*Data for processing:*

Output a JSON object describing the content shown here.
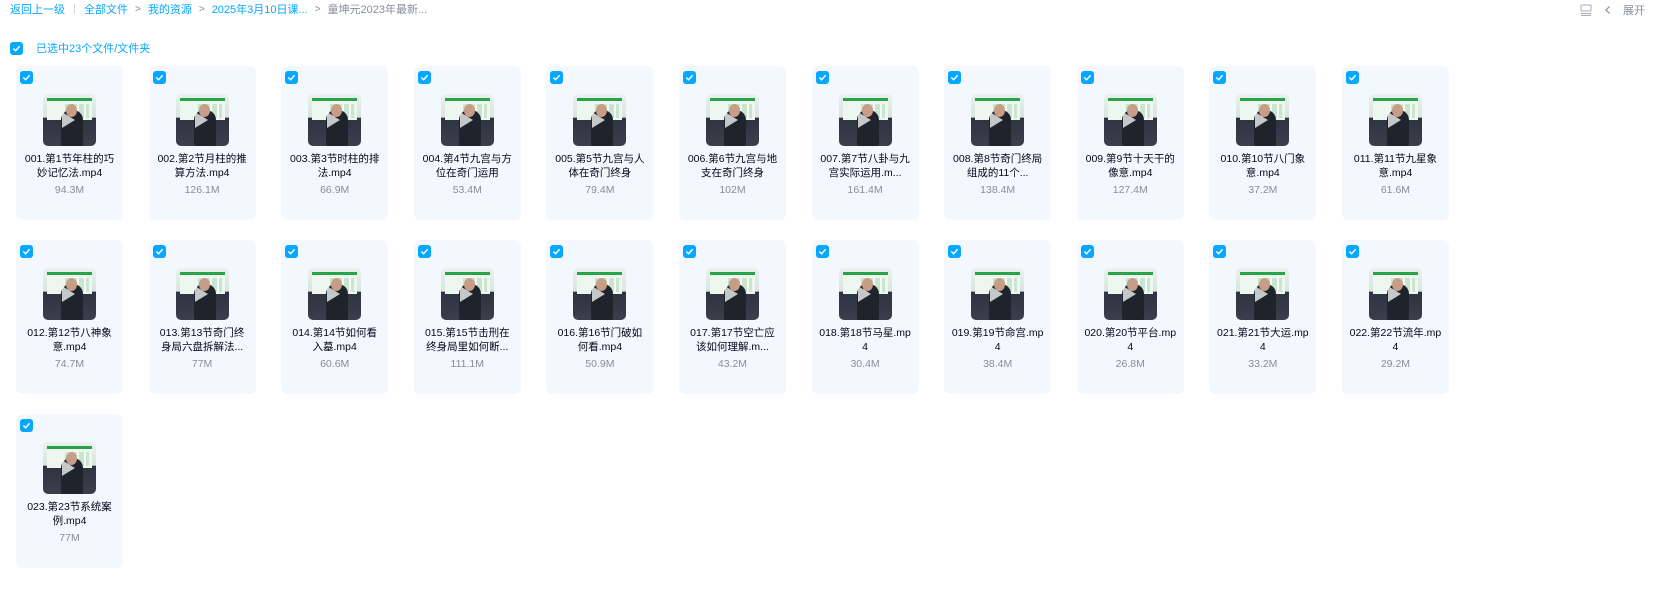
{
  "breadcrumb": {
    "back": "返回上一级",
    "items": [
      "全部文件",
      "我的资源",
      "2025年3月10日课...",
      "童坤元2023年最新..."
    ]
  },
  "toolbar": {
    "expand_label": "展开",
    "icons": [
      "list-view-icon",
      "chevron-left-icon"
    ]
  },
  "selection": {
    "text": "已选中23个文件/文件夹",
    "checked": true
  },
  "colors": {
    "accent": "#06a7ff",
    "card_bg": "#f3f8fe",
    "muted": "#878c9c"
  },
  "files": [
    {
      "name": "001.第1节年柱的巧妙记忆法.mp4",
      "size": "94.3M"
    },
    {
      "name": "002.第2节月柱的推算方法.mp4",
      "size": "126.1M"
    },
    {
      "name": "003.第3节时柱的排法.mp4",
      "size": "66.9M"
    },
    {
      "name": "004.第4节九宫与方位在奇门运用",
      "size": "53.4M"
    },
    {
      "name": "005.第5节九宫与人体在奇门终身",
      "size": "79.4M"
    },
    {
      "name": "006.第6节九宫与地支在奇门终身",
      "size": "102M"
    },
    {
      "name": "007.第7节八卦与九宫实际运用.m...",
      "size": "161.4M"
    },
    {
      "name": "008.第8节奇门终局组成的11个...",
      "size": "138.4M"
    },
    {
      "name": "009.第9节十天干的像意.mp4",
      "size": "127.4M"
    },
    {
      "name": "010.第10节八门象意.mp4",
      "size": "37.2M"
    },
    {
      "name": "011.第11节九星象意.mp4",
      "size": "61.6M"
    },
    {
      "name": "012.第12节八神象意.mp4",
      "size": "74.7M"
    },
    {
      "name": "013.第13节奇门终身局六盘拆解法...",
      "size": "77M"
    },
    {
      "name": "014.第14节如何看入墓.mp4",
      "size": "60.6M"
    },
    {
      "name": "015.第15节击刑在终身局里如何断...",
      "size": "111.1M"
    },
    {
      "name": "016.第16节门破如何看.mp4",
      "size": "50.9M"
    },
    {
      "name": "017.第17节空亡应该如何理解.m...",
      "size": "43.2M"
    },
    {
      "name": "018.第18节马星.mp4",
      "size": "30.4M"
    },
    {
      "name": "019.第19节命宫.mp4",
      "size": "38.4M"
    },
    {
      "name": "020.第20节平台.mp4",
      "size": "26.8M"
    },
    {
      "name": "021.第21节大运.mp4",
      "size": "33.2M"
    },
    {
      "name": "022.第22节流年.mp4",
      "size": "29.2M"
    },
    {
      "name": "023.第23节系统案例.mp4",
      "size": "77M"
    }
  ]
}
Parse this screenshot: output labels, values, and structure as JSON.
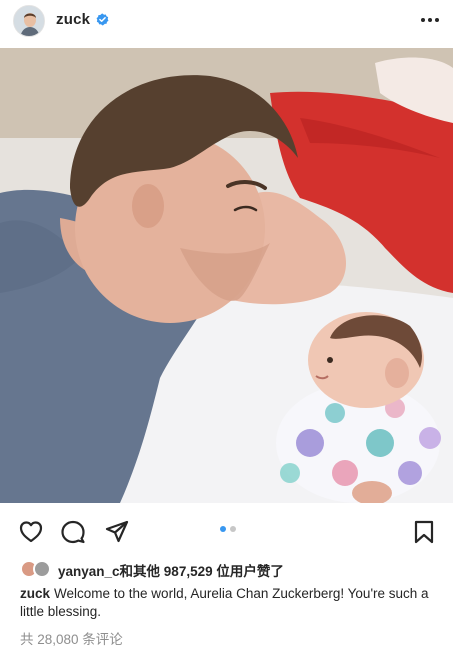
{
  "post": {
    "username": "zuck",
    "verified": true,
    "more_icon": "ellipsis-icon",
    "carousel_pages": 2,
    "carousel_current": 1
  },
  "likes": {
    "first_liker": "yanyan_c",
    "text": "和其他 987,529 位用户赞了"
  },
  "caption": {
    "username": "zuck",
    "text": "Welcome to the world, Aurelia Chan Zuckerberg! You're such a little blessing."
  },
  "comments": {
    "text": "共 28,080 条评论"
  },
  "colors": {
    "verified": "#3897f0",
    "carousel_active": "#3897f0",
    "carousel_inactive": "#c7c7c7",
    "text": "#262626",
    "muted": "#8e8e8e"
  }
}
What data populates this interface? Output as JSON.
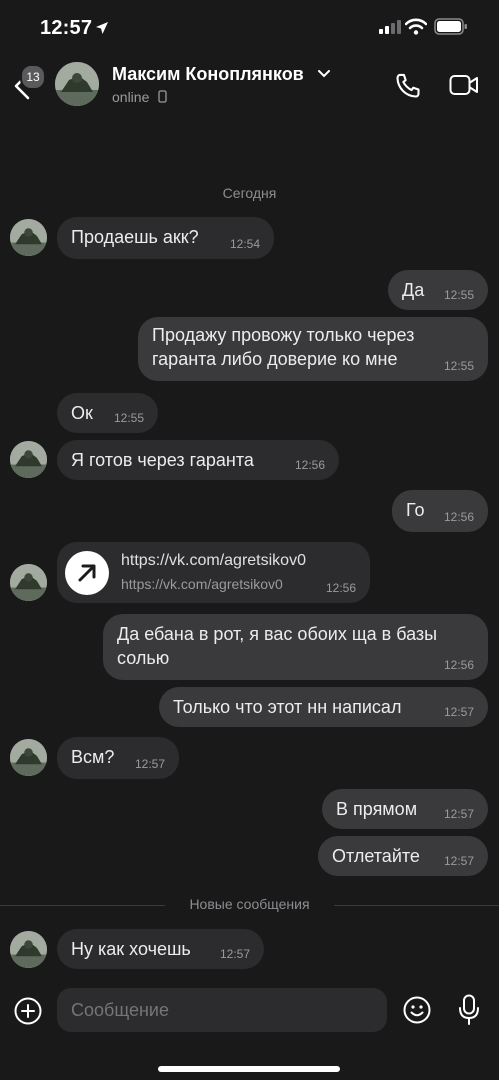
{
  "status_bar": {
    "time": "12:57"
  },
  "header": {
    "back_badge": "13",
    "contact_name": "Максим Коноплянков",
    "status": "online"
  },
  "chat": {
    "date_divider": "Сегодня",
    "messages": [
      {
        "dir": "in",
        "text": "Продаешь акк?",
        "time": "12:54"
      },
      {
        "dir": "out",
        "text": "Да",
        "time": "12:55"
      },
      {
        "dir": "out",
        "text": "Продажу провожу только через гаранта либо доверие ко мне",
        "time": "12:55"
      },
      {
        "dir": "in",
        "text": "Ок",
        "time": "12:55"
      },
      {
        "dir": "in",
        "text": "Я готов через гаранта",
        "time": "12:56"
      },
      {
        "dir": "out",
        "text": "Го",
        "time": "12:56"
      },
      {
        "dir": "in",
        "link_title": "https://vk.com/agretsikov0",
        "link_sub": "https://vk.com/agretsikov0",
        "time": "12:56"
      },
      {
        "dir": "out",
        "text": "Да ебана в рот, я вас обоих ща в базы солью",
        "time": "12:56"
      },
      {
        "dir": "out",
        "text": "Только что этот нн написал",
        "time": "12:57"
      },
      {
        "dir": "in",
        "text": "Всм?",
        "time": "12:57"
      },
      {
        "dir": "out",
        "text": "В прямом",
        "time": "12:57"
      },
      {
        "dir": "out",
        "text": "Отлетайте",
        "time": "12:57"
      },
      {
        "dir": "in",
        "text": "Ну как хочешь",
        "time": "12:57"
      }
    ],
    "new_messages_divider": "Новые сообщения"
  },
  "composer": {
    "placeholder": "Сообщение"
  },
  "icons": {
    "back": "chevron-left-icon",
    "call": "phone-icon",
    "video": "video-camera-icon",
    "add": "plus-circle-icon",
    "emoji": "smiley-icon",
    "mic": "microphone-icon",
    "link": "arrow-up-right-icon"
  },
  "colors": {
    "background": "#19191a",
    "bubble_in": "#2c2c2e",
    "bubble_out": "#3a3a3c",
    "text": "#ececee",
    "muted": "#9a9a9f"
  }
}
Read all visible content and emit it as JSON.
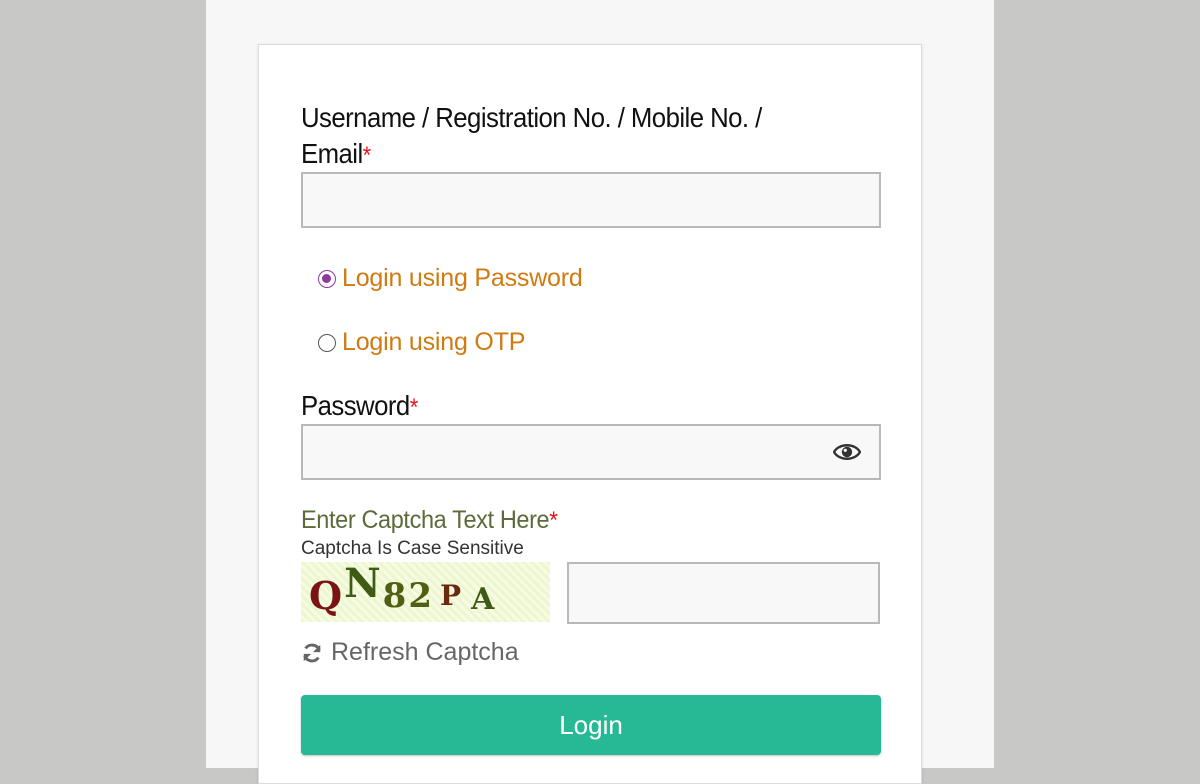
{
  "form": {
    "username_label": "Username / Registration No. / Mobile No. /",
    "username_label_line2": "Email",
    "required_mark": "*",
    "username_value": "",
    "login_options": [
      {
        "label": "Login using Password",
        "checked": true
      },
      {
        "label": "Login using OTP",
        "checked": false
      }
    ],
    "password_label": "Password",
    "password_value": "",
    "captcha_label": "Enter Captcha Text Here",
    "captcha_hint": "Captcha Is Case Sensitive",
    "captcha_characters": [
      "Q",
      "N",
      "8",
      "2",
      "P",
      "A"
    ],
    "captcha_value": "",
    "refresh_label": "Refresh Captcha",
    "login_button": "Login"
  },
  "colors": {
    "accent_green": "#27b995",
    "radio_purple": "#8e3a9d",
    "option_orange": "#d07a12",
    "captcha_label_olive": "#5b6b3a",
    "required_red": "#e8131a"
  },
  "icons": {
    "password_toggle": "eye-icon",
    "refresh": "refresh-icon"
  }
}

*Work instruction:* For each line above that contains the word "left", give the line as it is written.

*Response to the exercise:*
      "chevron-left-icon"
    "back": "chevron-left-icon",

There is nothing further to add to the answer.